A student of François-Louis Français and of Corot, Louis-Aimé Japy made his Salon debut in 1864, during the height of the Barbizon movement. He made trips to Italy early in his career, as was customary for a young artist, but it was the regions of his native Doubs and the Jura that most captured his heart: these regions inspired most of his compositions. Japy exhibited his views of the French countryside regularly at the Salon, medalling in 1870, and earning a second class medal in 1873 and gold medals at both of the Expositions Universelles in 1889 and 1900. In 1883 he was made a member of the Société des Artistes Français, earning him exemption from all future Salon jury selection and the ability to exhibit freely at the Salons.
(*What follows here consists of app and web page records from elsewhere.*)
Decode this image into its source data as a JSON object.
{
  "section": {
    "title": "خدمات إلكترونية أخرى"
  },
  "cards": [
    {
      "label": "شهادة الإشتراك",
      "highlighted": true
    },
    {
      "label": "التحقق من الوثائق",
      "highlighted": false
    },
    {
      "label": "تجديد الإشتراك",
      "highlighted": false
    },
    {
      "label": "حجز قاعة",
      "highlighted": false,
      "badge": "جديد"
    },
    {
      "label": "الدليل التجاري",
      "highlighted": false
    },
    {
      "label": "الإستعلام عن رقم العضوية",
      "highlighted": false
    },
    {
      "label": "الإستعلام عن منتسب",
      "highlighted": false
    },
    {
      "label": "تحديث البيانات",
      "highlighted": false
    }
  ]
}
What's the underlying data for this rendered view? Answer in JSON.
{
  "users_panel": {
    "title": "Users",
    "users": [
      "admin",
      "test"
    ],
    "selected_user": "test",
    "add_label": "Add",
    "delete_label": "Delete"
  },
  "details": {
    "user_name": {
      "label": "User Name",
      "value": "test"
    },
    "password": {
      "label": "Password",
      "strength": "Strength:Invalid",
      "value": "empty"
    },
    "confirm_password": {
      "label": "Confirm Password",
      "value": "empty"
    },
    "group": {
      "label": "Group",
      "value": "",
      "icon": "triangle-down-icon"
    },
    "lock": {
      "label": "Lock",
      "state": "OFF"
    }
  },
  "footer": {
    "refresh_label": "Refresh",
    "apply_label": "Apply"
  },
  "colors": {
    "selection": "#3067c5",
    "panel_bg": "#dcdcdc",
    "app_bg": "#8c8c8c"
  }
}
He was recognized again in 1906, when he was elected Chevalier of the Légion d’Honneur.
Museum collections include: Budapest, Langres, Limoux, Manchester, Morlaix, Roanne, St-Etienne, Salford, Washington, D.C. and Amsterdam.